(DATA RECORDS Opens)

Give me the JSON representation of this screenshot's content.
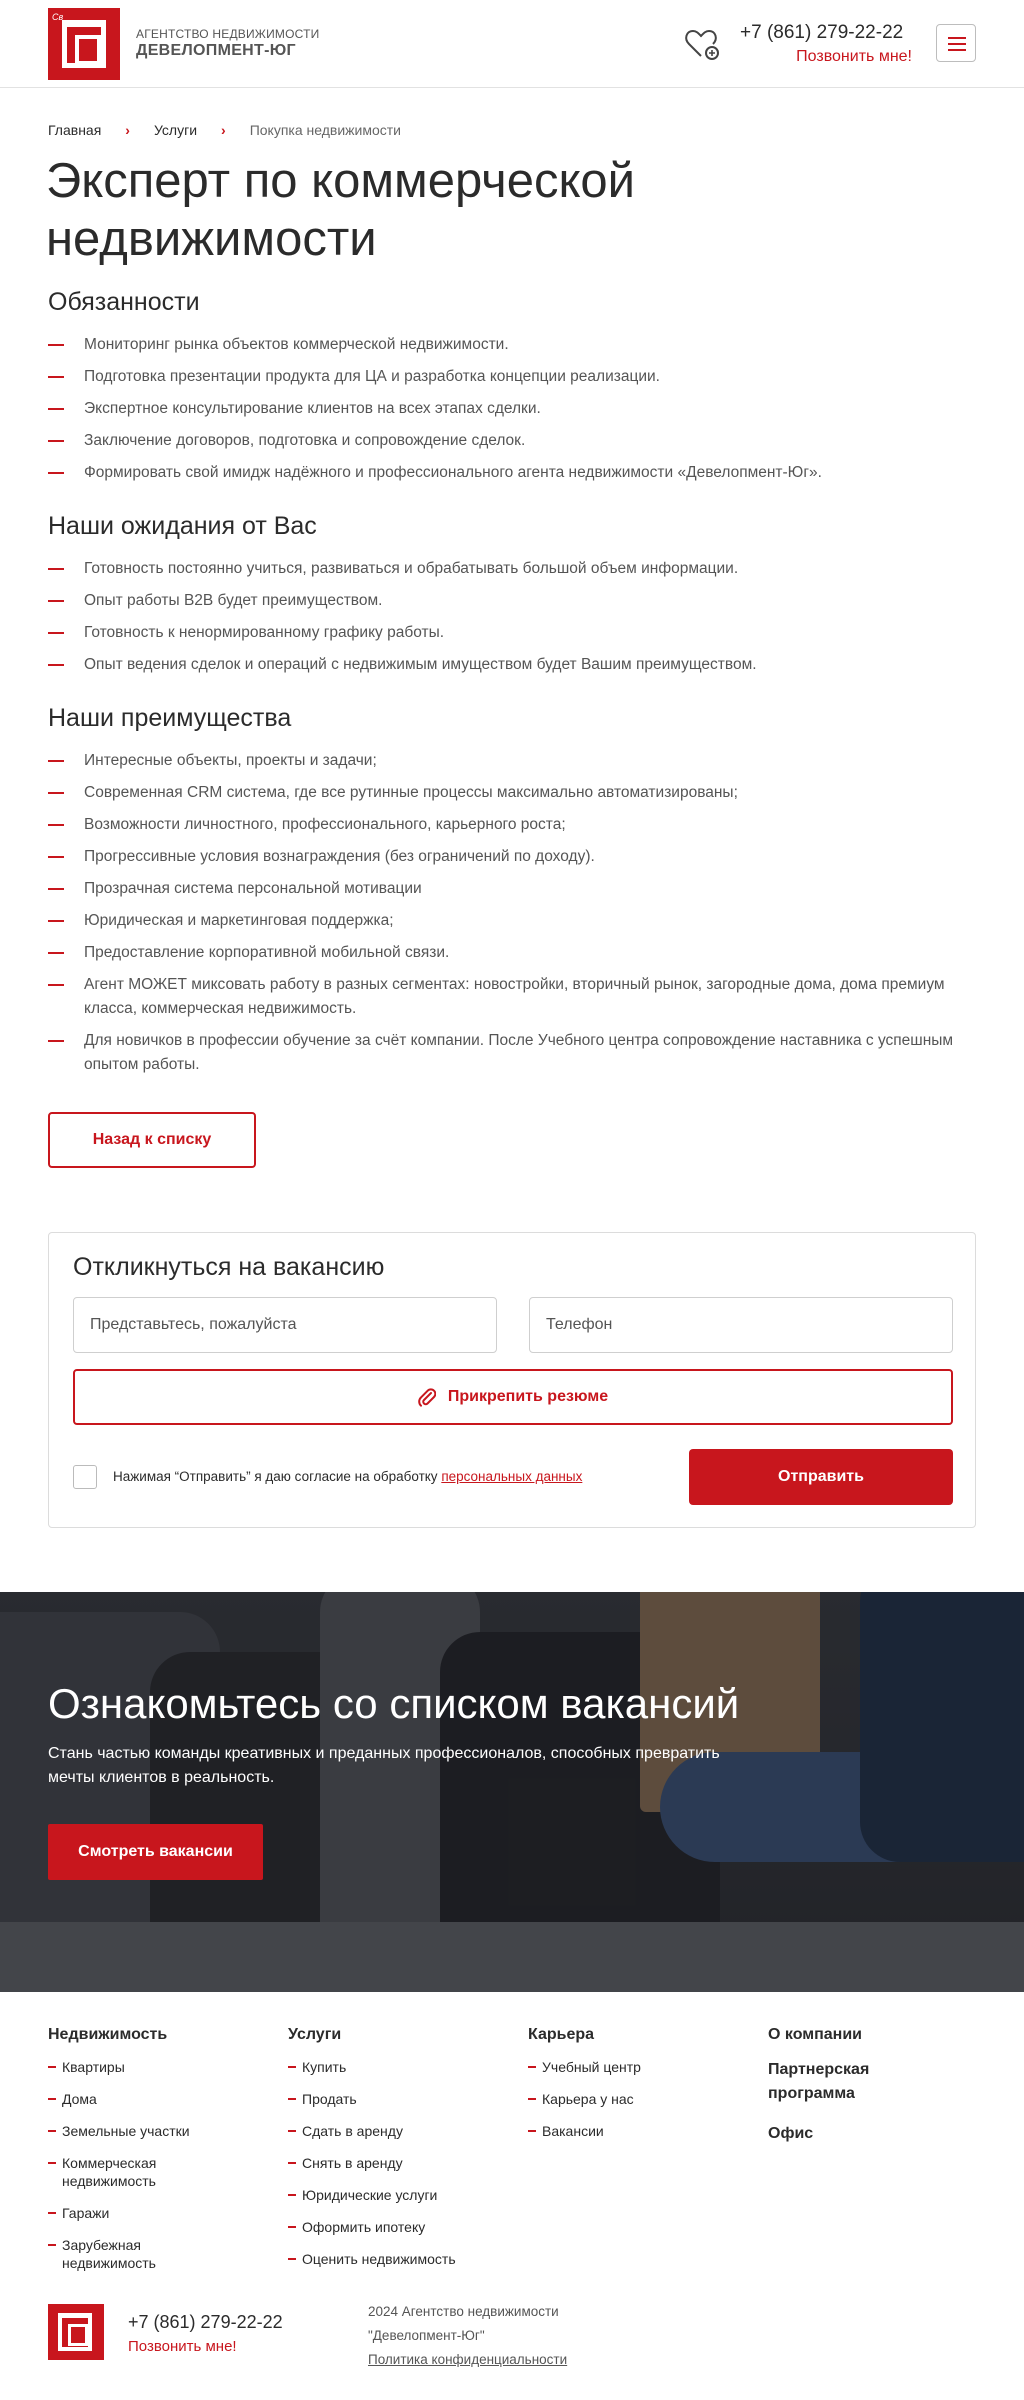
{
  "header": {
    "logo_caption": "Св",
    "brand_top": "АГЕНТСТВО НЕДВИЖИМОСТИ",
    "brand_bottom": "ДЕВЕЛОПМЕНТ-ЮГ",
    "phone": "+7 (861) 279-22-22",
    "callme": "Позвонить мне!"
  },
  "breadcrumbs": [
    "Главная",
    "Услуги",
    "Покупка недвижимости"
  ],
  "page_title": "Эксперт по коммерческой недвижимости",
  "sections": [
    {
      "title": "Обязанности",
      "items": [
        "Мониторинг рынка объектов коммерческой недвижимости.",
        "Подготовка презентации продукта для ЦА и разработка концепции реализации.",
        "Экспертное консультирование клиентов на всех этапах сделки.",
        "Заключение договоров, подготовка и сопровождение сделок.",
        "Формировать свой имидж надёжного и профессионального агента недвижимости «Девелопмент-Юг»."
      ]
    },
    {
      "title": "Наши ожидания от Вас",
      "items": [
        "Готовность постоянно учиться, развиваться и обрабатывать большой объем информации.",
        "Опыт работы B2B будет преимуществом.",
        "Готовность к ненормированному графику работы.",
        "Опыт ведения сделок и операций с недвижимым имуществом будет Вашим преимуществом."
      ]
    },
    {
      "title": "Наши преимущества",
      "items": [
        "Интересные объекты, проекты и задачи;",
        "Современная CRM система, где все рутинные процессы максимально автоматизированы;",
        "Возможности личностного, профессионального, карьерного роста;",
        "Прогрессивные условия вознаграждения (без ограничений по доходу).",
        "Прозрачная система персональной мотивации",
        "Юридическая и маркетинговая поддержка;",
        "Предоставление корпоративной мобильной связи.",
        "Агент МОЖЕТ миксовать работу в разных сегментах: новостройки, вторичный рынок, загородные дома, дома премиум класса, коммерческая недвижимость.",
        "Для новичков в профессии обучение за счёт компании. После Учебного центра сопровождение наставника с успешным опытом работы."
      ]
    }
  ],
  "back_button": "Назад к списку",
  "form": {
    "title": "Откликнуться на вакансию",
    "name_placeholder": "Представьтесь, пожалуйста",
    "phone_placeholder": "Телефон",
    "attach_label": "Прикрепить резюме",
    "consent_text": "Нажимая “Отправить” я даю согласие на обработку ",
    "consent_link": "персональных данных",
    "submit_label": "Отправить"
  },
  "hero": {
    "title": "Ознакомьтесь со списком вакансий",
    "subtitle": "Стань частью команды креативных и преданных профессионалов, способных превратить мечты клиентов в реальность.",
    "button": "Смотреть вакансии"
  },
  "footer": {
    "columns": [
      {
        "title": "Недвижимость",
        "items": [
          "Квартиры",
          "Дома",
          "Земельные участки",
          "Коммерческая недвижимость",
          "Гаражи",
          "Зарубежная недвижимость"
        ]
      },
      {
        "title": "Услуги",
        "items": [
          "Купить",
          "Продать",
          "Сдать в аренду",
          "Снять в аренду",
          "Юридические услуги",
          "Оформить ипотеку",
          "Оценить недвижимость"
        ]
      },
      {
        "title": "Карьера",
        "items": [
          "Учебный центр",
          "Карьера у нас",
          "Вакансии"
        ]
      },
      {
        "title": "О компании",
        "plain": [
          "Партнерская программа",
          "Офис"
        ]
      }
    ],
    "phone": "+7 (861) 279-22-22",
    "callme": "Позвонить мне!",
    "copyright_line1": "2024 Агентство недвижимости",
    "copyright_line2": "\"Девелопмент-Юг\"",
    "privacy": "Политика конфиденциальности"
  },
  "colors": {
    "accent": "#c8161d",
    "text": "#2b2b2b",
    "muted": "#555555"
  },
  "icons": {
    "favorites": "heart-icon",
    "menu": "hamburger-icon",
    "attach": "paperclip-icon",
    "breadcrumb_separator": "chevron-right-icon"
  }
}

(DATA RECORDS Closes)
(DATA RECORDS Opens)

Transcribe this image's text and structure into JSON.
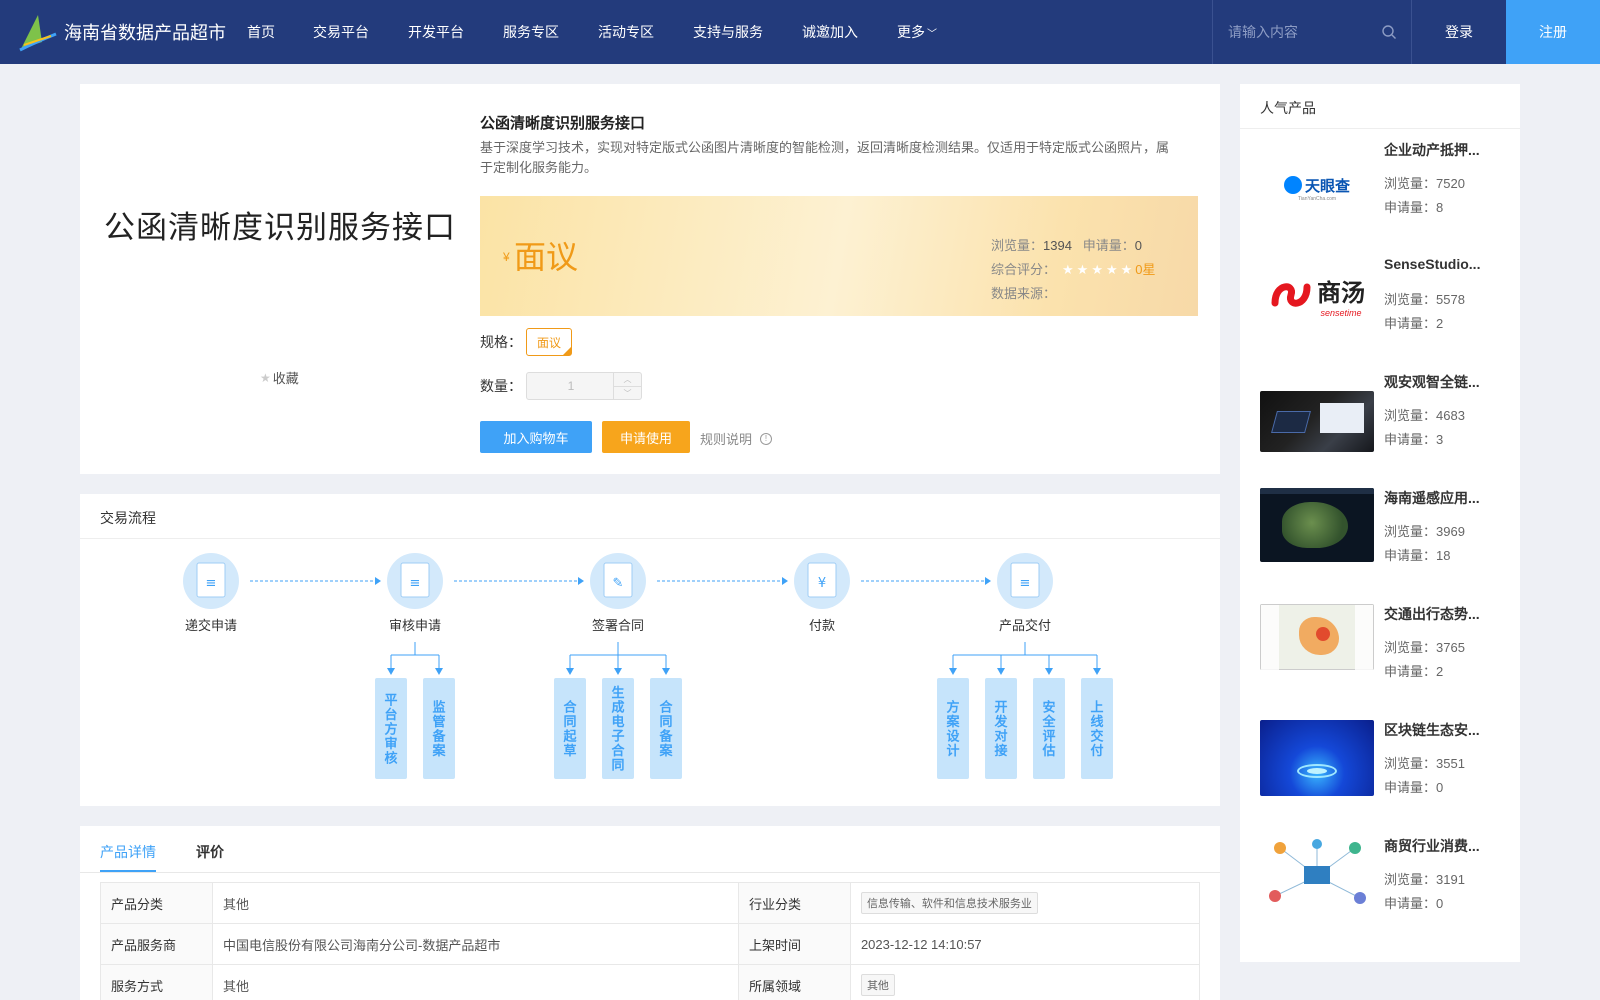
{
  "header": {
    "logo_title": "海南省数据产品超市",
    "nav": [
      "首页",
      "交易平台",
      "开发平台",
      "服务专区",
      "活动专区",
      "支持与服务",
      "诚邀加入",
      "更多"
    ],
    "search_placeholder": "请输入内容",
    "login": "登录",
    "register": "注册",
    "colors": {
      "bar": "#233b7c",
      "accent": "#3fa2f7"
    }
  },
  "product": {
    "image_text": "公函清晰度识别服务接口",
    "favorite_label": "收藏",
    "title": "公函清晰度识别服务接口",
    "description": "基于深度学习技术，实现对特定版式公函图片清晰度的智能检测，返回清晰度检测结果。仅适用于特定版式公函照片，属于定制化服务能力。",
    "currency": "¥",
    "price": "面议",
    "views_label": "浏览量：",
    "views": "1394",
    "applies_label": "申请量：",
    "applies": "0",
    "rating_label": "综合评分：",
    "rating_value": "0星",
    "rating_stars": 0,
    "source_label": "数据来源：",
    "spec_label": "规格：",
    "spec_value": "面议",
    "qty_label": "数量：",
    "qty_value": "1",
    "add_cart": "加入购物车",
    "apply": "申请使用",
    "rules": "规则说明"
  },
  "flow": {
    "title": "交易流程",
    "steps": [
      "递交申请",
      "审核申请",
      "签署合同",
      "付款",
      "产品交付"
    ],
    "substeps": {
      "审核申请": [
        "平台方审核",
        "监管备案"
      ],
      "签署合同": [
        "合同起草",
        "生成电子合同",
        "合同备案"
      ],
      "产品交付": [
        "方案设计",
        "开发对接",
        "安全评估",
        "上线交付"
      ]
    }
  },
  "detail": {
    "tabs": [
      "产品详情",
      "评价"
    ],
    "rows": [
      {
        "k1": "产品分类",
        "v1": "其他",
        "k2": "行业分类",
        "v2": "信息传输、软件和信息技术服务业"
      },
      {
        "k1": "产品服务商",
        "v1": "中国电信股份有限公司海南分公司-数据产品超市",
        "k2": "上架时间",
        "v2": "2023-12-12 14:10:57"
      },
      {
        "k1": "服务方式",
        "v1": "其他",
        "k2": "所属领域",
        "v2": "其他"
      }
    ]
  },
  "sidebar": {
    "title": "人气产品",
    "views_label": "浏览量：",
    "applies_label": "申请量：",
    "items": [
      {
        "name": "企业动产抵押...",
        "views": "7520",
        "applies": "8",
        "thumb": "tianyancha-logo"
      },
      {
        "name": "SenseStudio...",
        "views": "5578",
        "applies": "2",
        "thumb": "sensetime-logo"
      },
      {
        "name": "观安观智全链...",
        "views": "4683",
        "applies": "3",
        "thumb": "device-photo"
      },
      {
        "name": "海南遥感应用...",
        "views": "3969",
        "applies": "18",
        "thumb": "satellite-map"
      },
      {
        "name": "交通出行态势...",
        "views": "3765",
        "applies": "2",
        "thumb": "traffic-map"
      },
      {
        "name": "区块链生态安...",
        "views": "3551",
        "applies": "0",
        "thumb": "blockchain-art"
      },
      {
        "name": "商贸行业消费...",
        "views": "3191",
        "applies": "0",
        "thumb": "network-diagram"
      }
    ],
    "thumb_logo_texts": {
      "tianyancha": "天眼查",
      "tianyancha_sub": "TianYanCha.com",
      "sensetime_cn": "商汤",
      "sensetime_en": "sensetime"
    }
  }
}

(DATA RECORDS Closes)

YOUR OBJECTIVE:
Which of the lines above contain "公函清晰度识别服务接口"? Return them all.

ANSWER:
    "image_text": "公函清晰度识别服务接口",
    "title": "公函清晰度识别服务接口",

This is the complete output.